What to do:
For each line in the data that includes "license", make a copy.
───
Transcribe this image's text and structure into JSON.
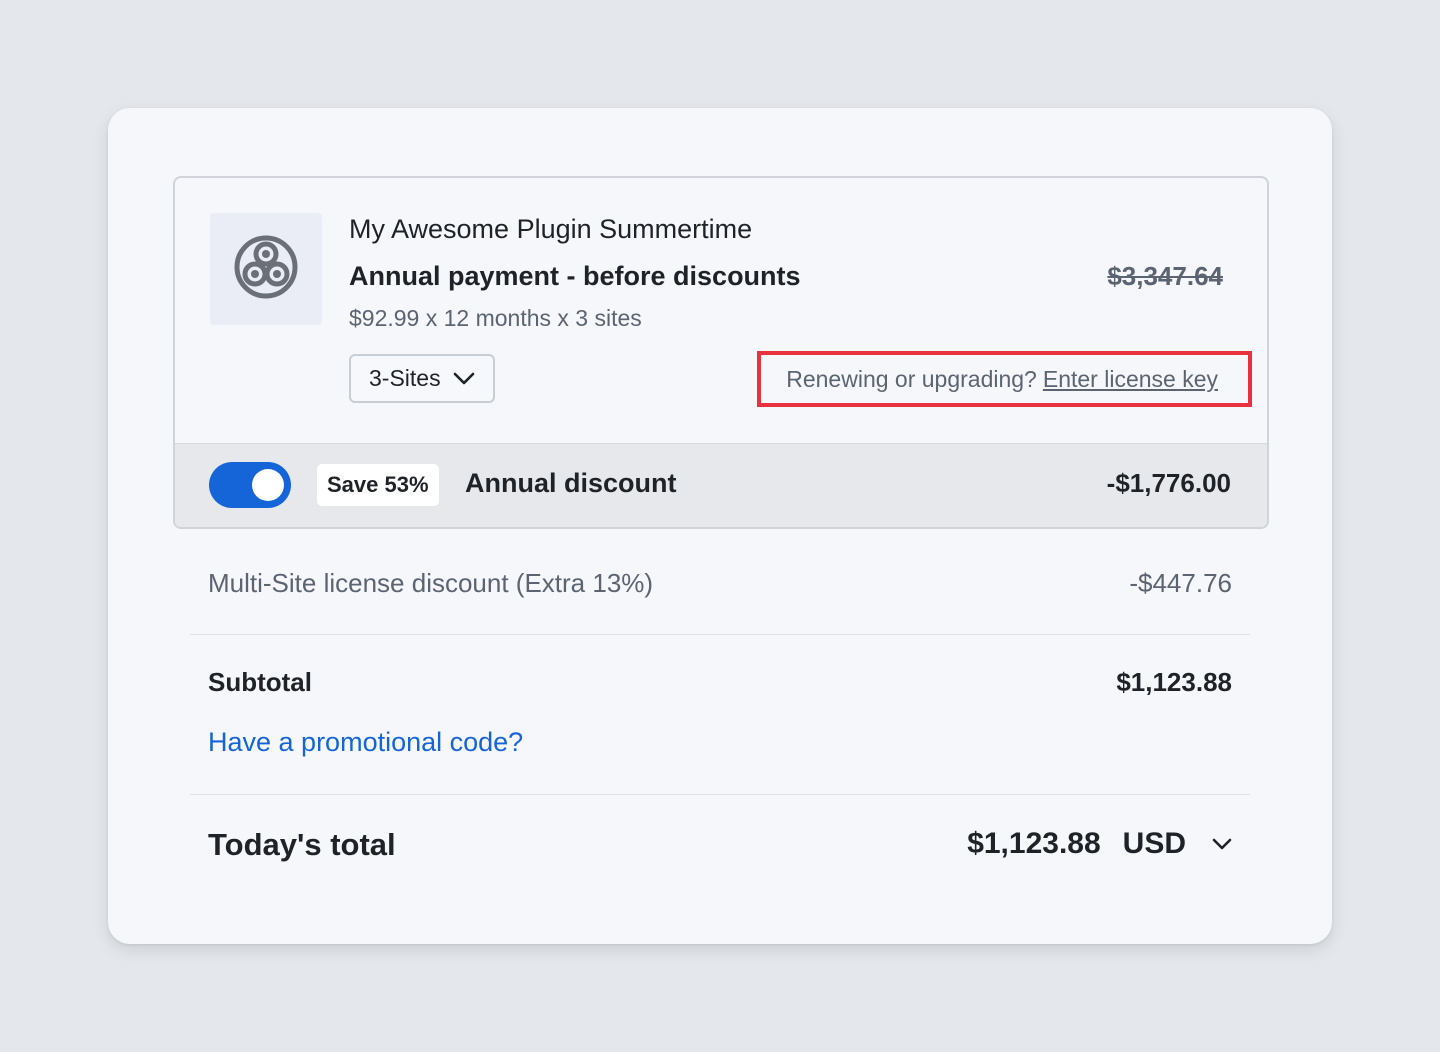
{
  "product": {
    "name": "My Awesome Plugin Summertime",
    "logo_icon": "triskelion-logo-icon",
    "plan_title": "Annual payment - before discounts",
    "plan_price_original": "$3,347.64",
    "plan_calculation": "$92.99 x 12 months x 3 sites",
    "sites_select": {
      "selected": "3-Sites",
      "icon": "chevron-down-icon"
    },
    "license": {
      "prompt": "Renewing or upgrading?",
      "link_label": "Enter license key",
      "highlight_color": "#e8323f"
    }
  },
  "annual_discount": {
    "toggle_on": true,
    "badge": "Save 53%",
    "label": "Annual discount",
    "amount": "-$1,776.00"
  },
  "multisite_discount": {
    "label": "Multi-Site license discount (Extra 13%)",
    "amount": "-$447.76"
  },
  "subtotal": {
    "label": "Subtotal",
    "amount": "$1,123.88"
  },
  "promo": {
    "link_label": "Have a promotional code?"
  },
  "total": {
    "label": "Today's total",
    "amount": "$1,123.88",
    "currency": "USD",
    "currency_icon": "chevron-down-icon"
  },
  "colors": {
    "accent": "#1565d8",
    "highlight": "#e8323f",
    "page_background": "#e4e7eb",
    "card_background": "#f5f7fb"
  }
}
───
Response to this exercise:
    "license": {
      "link_label": "Enter license key",
    "label": "Multi-Site license discount (Extra 13%)",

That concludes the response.